- [Action item]: Could you copy every line of the data that contains "JSON"?
##### Records shown
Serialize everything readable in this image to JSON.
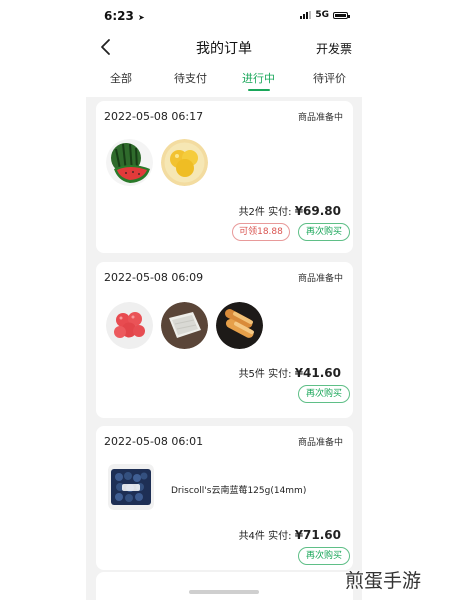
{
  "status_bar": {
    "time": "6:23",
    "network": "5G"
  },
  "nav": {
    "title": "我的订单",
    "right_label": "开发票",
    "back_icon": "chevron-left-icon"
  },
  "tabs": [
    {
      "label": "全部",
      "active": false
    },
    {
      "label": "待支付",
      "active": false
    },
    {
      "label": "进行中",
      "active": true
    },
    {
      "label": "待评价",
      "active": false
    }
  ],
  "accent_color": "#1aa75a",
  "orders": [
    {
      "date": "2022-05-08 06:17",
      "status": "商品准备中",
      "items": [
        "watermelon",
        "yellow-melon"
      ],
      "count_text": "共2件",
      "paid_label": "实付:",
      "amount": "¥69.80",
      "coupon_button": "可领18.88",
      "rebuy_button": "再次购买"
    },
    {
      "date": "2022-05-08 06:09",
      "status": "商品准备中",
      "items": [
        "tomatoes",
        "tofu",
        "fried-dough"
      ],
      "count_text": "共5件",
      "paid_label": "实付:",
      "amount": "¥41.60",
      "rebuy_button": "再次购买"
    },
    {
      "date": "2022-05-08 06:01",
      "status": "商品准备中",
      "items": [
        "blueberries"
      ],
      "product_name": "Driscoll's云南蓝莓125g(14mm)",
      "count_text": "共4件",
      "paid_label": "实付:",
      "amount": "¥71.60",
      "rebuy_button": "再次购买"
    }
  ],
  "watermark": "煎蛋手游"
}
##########
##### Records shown
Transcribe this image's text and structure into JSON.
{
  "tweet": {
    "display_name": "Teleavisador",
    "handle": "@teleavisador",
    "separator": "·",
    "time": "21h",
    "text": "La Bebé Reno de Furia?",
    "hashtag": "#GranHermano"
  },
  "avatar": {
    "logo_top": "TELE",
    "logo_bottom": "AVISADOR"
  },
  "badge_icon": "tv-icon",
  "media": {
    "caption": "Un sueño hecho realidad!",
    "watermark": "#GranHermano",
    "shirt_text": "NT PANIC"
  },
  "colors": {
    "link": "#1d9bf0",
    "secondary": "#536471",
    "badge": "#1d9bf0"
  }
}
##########
- [Result of this exercise]:
Serialize everything readable in this image to JSON.
Transcribe this image's text and structure into JSON.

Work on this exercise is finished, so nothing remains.